Exercise details> Repeat every entry word for word, but leave the images out of your copy.

[Element data from apps and pages]
********************
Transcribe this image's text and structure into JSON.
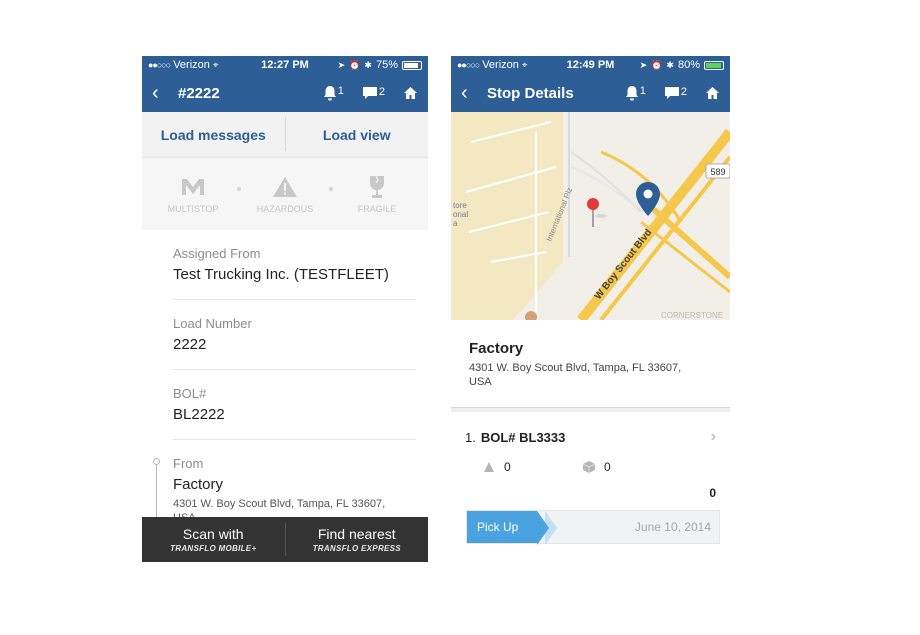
{
  "left": {
    "status": {
      "carrier": "Verizon",
      "time": "12:27 PM",
      "battery": "75%",
      "battery_level": 0.75
    },
    "nav": {
      "back": "‹",
      "title": "#2222",
      "alerts_count": "1",
      "messages_count": "2"
    },
    "tabs": {
      "messages": "Load messages",
      "view": "Load view"
    },
    "badges": [
      {
        "label": "MULTISTOP",
        "icon": "multistop-icon"
      },
      {
        "label": "HAZARDOUS",
        "icon": "hazard-icon"
      },
      {
        "label": "FRAGILE",
        "icon": "fragile-glass-icon"
      }
    ],
    "fields": [
      {
        "label": "Assigned From",
        "value": "Test Trucking Inc. (TESTFLEET)"
      },
      {
        "label": "Load Number",
        "value": "2222"
      },
      {
        "label": "BOL#",
        "value": "BL2222"
      }
    ],
    "from": {
      "label": "From",
      "name": "Factory",
      "address": "4301 W. Boy Scout Blvd, Tampa, FL 33607,",
      "address_cut": "USA"
    },
    "bottom": {
      "scan_title": "Scan with",
      "scan_brand": "TRANSFLO MOBILE+",
      "find_title": "Find nearest",
      "find_brand": "TRANSFLO EXPRESS"
    }
  },
  "right": {
    "status": {
      "carrier": "Verizon",
      "time": "12:49 PM",
      "battery": "80%",
      "battery_level": 0.8
    },
    "nav": {
      "back": "‹",
      "title": "Stop Details",
      "alerts_count": "1",
      "messages_count": "2"
    },
    "map": {
      "road_main": "W Boy Scout Blvd",
      "road_side": "International Plz",
      "shield": "589",
      "store_text_1": "tore",
      "store_text_2": "onal",
      "store_text_3": "a",
      "district": "CORNERSTONE"
    },
    "place": {
      "name": "Factory",
      "address_line1": "4301 W. Boy Scout Blvd, Tampa, FL 33607,",
      "address_line2": "USA"
    },
    "stop": {
      "index": "1.",
      "bol": "BOL# BL3333",
      "weight": "0",
      "pieces": "0",
      "total": "0"
    },
    "pickup": {
      "label": "Pick Up",
      "date": "June 10, 2014"
    }
  },
  "colors": {
    "brand": "#2d5e95",
    "accent": "#4aa3df",
    "map_land": "#f3e8c2",
    "map_road": "#f5c84b"
  }
}
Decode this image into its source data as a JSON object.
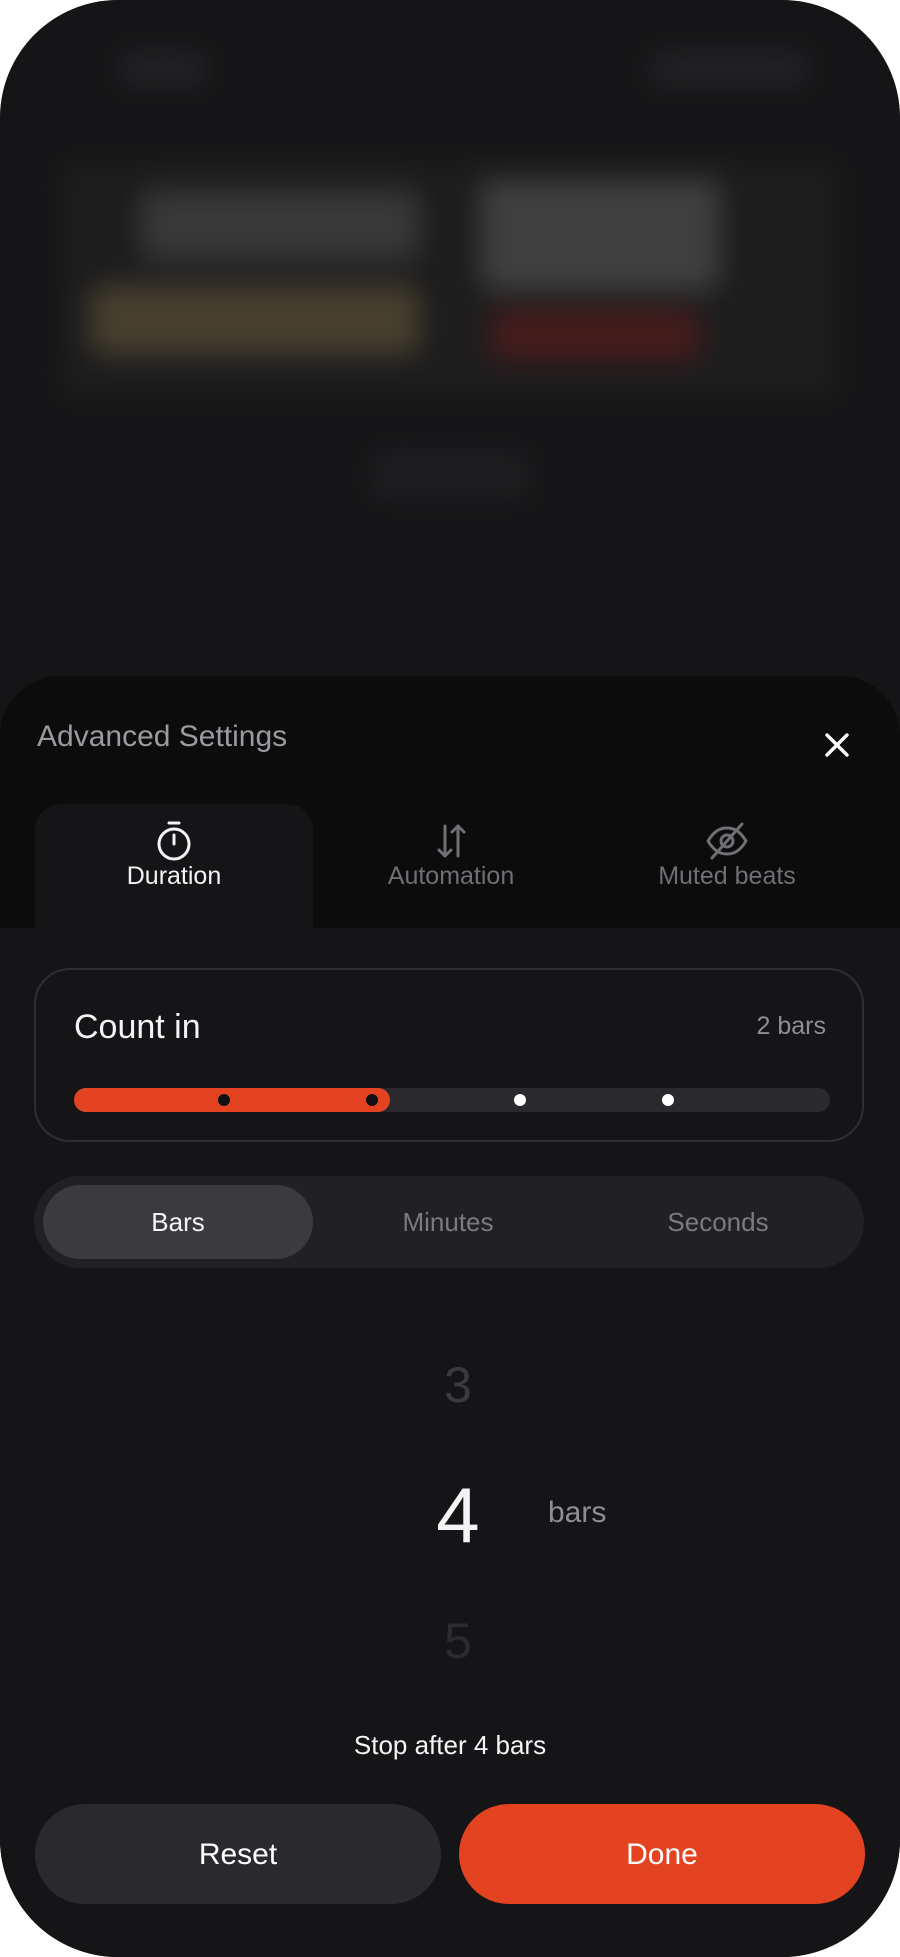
{
  "sheet": {
    "title": "Advanced Settings",
    "tabs": [
      {
        "label": "Duration",
        "icon": "stopwatch-icon",
        "active": true
      },
      {
        "label": "Automation",
        "icon": "swap-vertical-icon",
        "active": false
      },
      {
        "label": "Muted beats",
        "icon": "eye-off-icon",
        "active": false
      }
    ]
  },
  "count_in": {
    "label": "Count in",
    "value_text": "2 bars",
    "selected_steps": 2,
    "total_steps": 4
  },
  "unit_selector": {
    "options": [
      "Bars",
      "Minutes",
      "Seconds"
    ],
    "selected": "Bars"
  },
  "picker": {
    "previous": "3",
    "current": "4",
    "next": "5",
    "unit": "bars"
  },
  "summary": "Stop after 4 bars",
  "buttons": {
    "reset": "Reset",
    "done": "Done"
  },
  "colors": {
    "accent": "#e44322",
    "sheet_bg": "#151517"
  }
}
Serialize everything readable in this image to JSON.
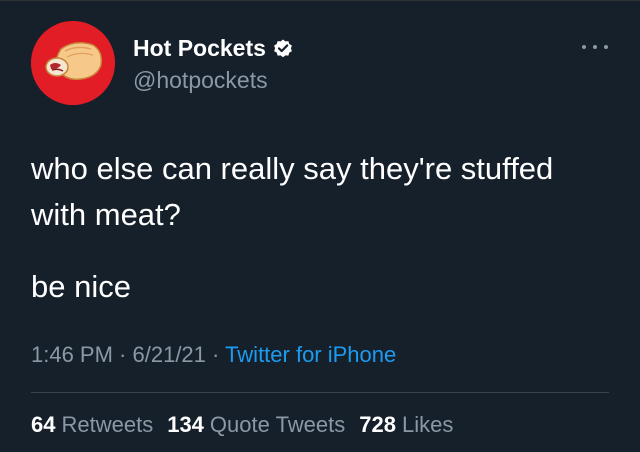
{
  "tweet": {
    "display_name": "Hot Pockets",
    "handle": "@hotpockets",
    "verified": true,
    "avatar_icon": "hot-pocket-logo",
    "more_icon": "more-options-icon",
    "text_line1": "who else can really say they're stuffed",
    "text_line2": "with meat?",
    "text_para2": "be nice",
    "time": "1:46 PM",
    "separator": " · ",
    "date": "6/21/21",
    "source": "Twitter for iPhone",
    "stats": {
      "retweets_count": "64",
      "retweets_label": "Retweets",
      "quotes_count": "134",
      "quotes_label": "Quote Tweets",
      "likes_count": "728",
      "likes_label": "Likes"
    }
  },
  "colors": {
    "background": "#15202b",
    "text_primary": "#ffffff",
    "text_secondary": "#8b98a5",
    "link": "#1d9bf0",
    "verified_badge": "#ffffff",
    "avatar_bg": "#e21d26"
  }
}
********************
Task response>
Transcribe this image's text and structure into JSON.
{
  "left": {
    "status": {
      "carrier": "Verizon",
      "time": "12:27 PM",
      "battery": "75%",
      "battery_level": 0.75
    },
    "nav": {
      "back": "‹",
      "title": "#2222",
      "alerts_count": "1",
      "messages_count": "2"
    },
    "tabs": {
      "messages": "Load messages",
      "view": "Load view"
    },
    "badges": [
      {
        "label": "MULTISTOP",
        "icon": "multistop-icon"
      },
      {
        "label": "HAZARDOUS",
        "icon": "hazard-icon"
      },
      {
        "label": "FRAGILE",
        "icon": "fragile-glass-icon"
      }
    ],
    "fields": [
      {
        "label": "Assigned From",
        "value": "Test Trucking Inc. (TESTFLEET)"
      },
      {
        "label": "Load Number",
        "value": "2222"
      },
      {
        "label": "BOL#",
        "value": "BL2222"
      }
    ],
    "from": {
      "label": "From",
      "name": "Factory",
      "address": "4301 W. Boy Scout Blvd, Tampa, FL 33607,",
      "address_cut": "USA"
    },
    "bottom": {
      "scan_title": "Scan with",
      "scan_brand": "TRANSFLO MOBILE+",
      "find_title": "Find nearest",
      "find_brand": "TRANSFLO EXPRESS"
    }
  },
  "right": {
    "status": {
      "carrier": "Verizon",
      "time": "12:49 PM",
      "battery": "80%",
      "battery_level": 0.8
    },
    "nav": {
      "back": "‹",
      "title": "Stop Details",
      "alerts_count": "1",
      "messages_count": "2"
    },
    "map": {
      "road_main": "W Boy Scout Blvd",
      "road_side": "International Plz",
      "shield": "589",
      "store_text_1": "tore",
      "store_text_2": "onal",
      "store_text_3": "a",
      "district": "CORNERSTONE"
    },
    "place": {
      "name": "Factory",
      "address_line1": "4301 W. Boy Scout Blvd, Tampa, FL 33607,",
      "address_line2": "USA"
    },
    "stop": {
      "index": "1.",
      "bol": "BOL# BL3333",
      "weight": "0",
      "pieces": "0",
      "total": "0"
    },
    "pickup": {
      "label": "Pick Up",
      "date": "June 10, 2014"
    }
  },
  "colors": {
    "brand": "#2d5e95",
    "accent": "#4aa3df",
    "map_land": "#f3e8c2",
    "map_road": "#f5c84b"
  }
}
Decode this image into its source data as a JSON object.
{
  "sheet": {
    "title": "Advanced Settings",
    "tabs": [
      {
        "label": "Duration",
        "icon": "stopwatch-icon",
        "active": true
      },
      {
        "label": "Automation",
        "icon": "swap-vertical-icon",
        "active": false
      },
      {
        "label": "Muted beats",
        "icon": "eye-off-icon",
        "active": false
      }
    ]
  },
  "count_in": {
    "label": "Count in",
    "value_text": "2 bars",
    "selected_steps": 2,
    "total_steps": 4
  },
  "unit_selector": {
    "options": [
      "Bars",
      "Minutes",
      "Seconds"
    ],
    "selected": "Bars"
  },
  "picker": {
    "previous": "3",
    "current": "4",
    "next": "5",
    "unit": "bars"
  },
  "summary": "Stop after 4 bars",
  "buttons": {
    "reset": "Reset",
    "done": "Done"
  },
  "colors": {
    "accent": "#e44322",
    "sheet_bg": "#151517"
  }
}
Serialize everything readable in this image to JSON.
{
  "tweet": {
    "display_name": "Hot Pockets",
    "handle": "@hotpockets",
    "verified": true,
    "avatar_icon": "hot-pocket-logo",
    "more_icon": "more-options-icon",
    "text_line1": "who else can really say they're stuffed",
    "text_line2": "with meat?",
    "text_para2": "be nice",
    "time": "1:46 PM",
    "separator": " · ",
    "date": "6/21/21",
    "source": "Twitter for iPhone",
    "stats": {
      "retweets_count": "64",
      "retweets_label": "Retweets",
      "quotes_count": "134",
      "quotes_label": "Quote Tweets",
      "likes_count": "728",
      "likes_label": "Likes"
    }
  },
  "colors": {
    "background": "#15202b",
    "text_primary": "#ffffff",
    "text_secondary": "#8b98a5",
    "link": "#1d9bf0",
    "verified_badge": "#ffffff",
    "avatar_bg": "#e21d26"
  }
}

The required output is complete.